At that time the distance between Earth and Mars was about 160 million kilometres.
This is the first time the Earth has been seen from the Martian surface. In 2004, the now defunct Mars rover Spirit captured an early morning view of our moon, 63 sols into its mission.
Last year, the Cassini spacecraft photographed the Earth as it travelled behind the ringed planet Saturn.
But possibly the most famous image of Earth from space — Pale Blue Dot — was captured by Voyager 1 in 1990 from a distance of 6 billion kilometres away.
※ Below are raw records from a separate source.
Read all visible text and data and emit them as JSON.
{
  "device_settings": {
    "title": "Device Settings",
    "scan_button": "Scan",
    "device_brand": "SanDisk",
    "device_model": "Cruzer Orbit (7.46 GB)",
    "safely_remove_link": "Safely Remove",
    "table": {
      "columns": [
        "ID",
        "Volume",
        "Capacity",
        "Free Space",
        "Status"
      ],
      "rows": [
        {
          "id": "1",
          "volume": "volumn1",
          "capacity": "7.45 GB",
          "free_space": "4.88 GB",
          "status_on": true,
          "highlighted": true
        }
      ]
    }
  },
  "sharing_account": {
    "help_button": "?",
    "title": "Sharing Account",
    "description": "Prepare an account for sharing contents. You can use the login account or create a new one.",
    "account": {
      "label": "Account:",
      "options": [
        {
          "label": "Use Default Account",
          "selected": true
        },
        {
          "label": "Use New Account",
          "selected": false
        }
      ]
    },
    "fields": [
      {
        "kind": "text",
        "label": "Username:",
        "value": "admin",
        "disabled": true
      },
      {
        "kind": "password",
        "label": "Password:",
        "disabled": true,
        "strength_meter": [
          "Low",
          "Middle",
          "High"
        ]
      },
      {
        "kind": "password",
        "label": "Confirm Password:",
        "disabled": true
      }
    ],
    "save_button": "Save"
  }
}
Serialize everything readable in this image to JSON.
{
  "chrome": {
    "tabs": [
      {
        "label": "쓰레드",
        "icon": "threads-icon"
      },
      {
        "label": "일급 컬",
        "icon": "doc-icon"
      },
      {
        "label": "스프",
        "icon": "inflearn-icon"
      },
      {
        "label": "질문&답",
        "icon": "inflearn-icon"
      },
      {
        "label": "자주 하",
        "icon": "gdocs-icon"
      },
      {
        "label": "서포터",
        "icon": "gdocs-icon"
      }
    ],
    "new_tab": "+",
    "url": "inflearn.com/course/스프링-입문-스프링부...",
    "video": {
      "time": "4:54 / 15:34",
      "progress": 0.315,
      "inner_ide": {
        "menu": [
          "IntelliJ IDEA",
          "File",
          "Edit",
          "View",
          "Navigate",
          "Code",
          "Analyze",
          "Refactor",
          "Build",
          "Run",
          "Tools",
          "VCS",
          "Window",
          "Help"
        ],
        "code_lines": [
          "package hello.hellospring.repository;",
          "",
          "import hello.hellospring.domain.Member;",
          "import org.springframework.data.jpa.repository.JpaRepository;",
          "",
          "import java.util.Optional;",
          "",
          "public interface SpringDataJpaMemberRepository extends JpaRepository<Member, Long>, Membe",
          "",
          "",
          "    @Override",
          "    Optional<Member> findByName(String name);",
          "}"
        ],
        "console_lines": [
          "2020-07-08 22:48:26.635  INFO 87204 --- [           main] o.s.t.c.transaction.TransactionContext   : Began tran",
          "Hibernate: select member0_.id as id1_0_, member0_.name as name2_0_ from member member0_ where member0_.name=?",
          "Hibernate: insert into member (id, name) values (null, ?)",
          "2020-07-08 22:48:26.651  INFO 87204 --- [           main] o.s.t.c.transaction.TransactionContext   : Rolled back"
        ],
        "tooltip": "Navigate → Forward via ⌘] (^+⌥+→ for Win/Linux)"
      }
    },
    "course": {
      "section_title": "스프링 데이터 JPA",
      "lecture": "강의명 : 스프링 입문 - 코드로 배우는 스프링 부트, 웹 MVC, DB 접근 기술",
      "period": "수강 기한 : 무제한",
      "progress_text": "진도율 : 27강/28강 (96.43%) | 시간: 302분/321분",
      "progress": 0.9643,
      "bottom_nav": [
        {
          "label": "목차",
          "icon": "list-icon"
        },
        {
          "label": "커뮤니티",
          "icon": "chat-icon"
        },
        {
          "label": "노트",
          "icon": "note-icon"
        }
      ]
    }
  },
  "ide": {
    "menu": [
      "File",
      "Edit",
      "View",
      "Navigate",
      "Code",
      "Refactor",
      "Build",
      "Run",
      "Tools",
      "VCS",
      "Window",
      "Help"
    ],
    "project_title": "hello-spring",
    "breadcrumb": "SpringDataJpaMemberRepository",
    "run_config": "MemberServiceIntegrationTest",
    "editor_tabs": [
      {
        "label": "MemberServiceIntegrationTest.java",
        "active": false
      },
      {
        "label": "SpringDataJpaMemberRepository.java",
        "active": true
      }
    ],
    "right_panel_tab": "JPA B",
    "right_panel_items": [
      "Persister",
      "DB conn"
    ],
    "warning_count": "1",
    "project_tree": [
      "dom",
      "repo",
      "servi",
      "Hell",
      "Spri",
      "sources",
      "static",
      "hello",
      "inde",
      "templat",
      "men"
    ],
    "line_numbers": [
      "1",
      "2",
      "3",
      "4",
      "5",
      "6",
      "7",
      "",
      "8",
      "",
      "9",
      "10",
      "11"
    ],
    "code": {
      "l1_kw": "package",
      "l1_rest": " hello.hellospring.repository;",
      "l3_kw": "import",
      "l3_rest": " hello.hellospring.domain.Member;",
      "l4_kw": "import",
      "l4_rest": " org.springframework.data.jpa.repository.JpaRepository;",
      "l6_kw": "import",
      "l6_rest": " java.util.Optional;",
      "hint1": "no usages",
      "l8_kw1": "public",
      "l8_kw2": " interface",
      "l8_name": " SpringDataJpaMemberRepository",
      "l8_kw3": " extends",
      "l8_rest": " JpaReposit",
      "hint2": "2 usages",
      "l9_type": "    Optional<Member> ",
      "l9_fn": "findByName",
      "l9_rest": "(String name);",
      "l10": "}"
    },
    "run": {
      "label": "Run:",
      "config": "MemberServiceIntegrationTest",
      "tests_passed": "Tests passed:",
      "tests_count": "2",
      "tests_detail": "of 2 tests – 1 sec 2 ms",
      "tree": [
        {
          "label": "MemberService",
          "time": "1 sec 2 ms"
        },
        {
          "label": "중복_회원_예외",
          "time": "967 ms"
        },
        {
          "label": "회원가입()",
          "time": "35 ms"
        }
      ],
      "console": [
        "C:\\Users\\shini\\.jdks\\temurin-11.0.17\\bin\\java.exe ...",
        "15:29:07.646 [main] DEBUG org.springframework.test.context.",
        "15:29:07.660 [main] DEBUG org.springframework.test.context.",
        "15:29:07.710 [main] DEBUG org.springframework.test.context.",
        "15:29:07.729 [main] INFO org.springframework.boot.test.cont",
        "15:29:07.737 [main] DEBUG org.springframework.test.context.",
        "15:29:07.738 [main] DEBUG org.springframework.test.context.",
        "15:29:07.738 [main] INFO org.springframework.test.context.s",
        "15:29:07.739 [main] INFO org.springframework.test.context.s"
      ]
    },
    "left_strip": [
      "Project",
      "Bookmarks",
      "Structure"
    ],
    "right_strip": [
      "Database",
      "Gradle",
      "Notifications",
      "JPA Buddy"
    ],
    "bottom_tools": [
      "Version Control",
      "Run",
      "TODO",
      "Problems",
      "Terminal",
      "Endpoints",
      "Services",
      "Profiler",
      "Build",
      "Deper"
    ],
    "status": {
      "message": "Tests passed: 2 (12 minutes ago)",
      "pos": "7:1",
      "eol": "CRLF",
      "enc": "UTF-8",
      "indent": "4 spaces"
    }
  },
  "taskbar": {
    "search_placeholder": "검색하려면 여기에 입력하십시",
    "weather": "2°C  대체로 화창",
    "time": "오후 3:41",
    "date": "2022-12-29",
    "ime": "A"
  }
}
The Earth appeared in that image as a one-pixel dot.
The Curiosity rover recently crossed a one-metre high sand dune in an area called Dingo Gap. Mission scientists were hesitant to cross the dune, but recent damage to the rover's wheels caused by the extremely rocky surface forced them to select this more forgiving route.
Before driving over the dune, the rover conducted a number of tests to make sure it would not sink or slip.
Curiosity is now awaiting a decision on where it will head next, as it continues its trek towards the lower slopes of Mount Sharp, a peak in the centre of the Gale Crater.